As seasoned Human Resource professionals have likely experienced, employees who have anticipated medical needs sometimes ask to decline leave available under the Family and Medical Leave Act (FMLA), for the purpose of claiming a later absence as FMLA-protected.
Little guidance had been available to address whether employers were required to allow employees to refuse to use FMLA leave when the employee had a qualifying condition. Arguably, allowing an employee to “refuse” FMLA can create a problem if the employer decides to make an adverse employment decision while an employee is technically on leave that qualifies for FMLA protection, even if the employee declined to use FMLA leave.
Recently, the U.S. Department of Labor (DOL) clarified that employees cannot refuse FMLA leave. Employers in states subject to the decisions of the Ninth Circuit Court of Appeals (Alaska, Arizona, California, Hawaii, Idaho, Montana, Nevada, Oregon, and Washington) should understand that the DOL and the Ninth Circuit have taken conflicting positions, with the Court having previously held in a 2014 case that employees may refuse FMLA leave.

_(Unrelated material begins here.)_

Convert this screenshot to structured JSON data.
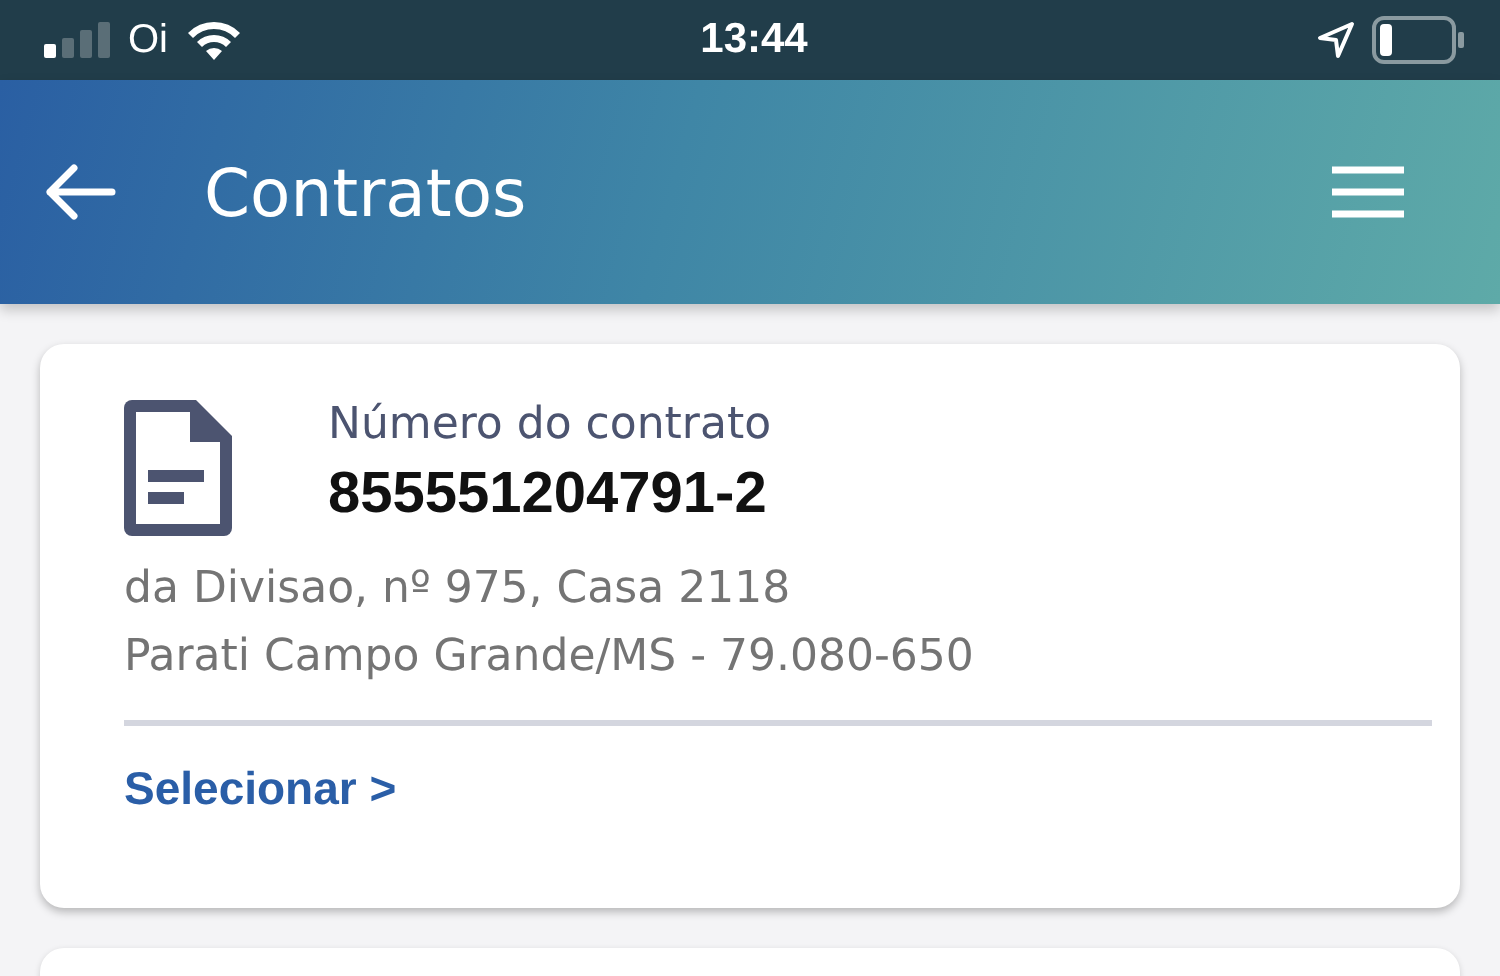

Employers that are subject to collective bargaining agreements should also confirm whether they have more generous policies than what the FMLA provides. Employers are obviously allowed to do more than what the FMLA requires, but, based on the DOL’s Opinion Letter, employers need to recognize that certain absences will be covered by the FMLA whether or not the employee wants them to be covered.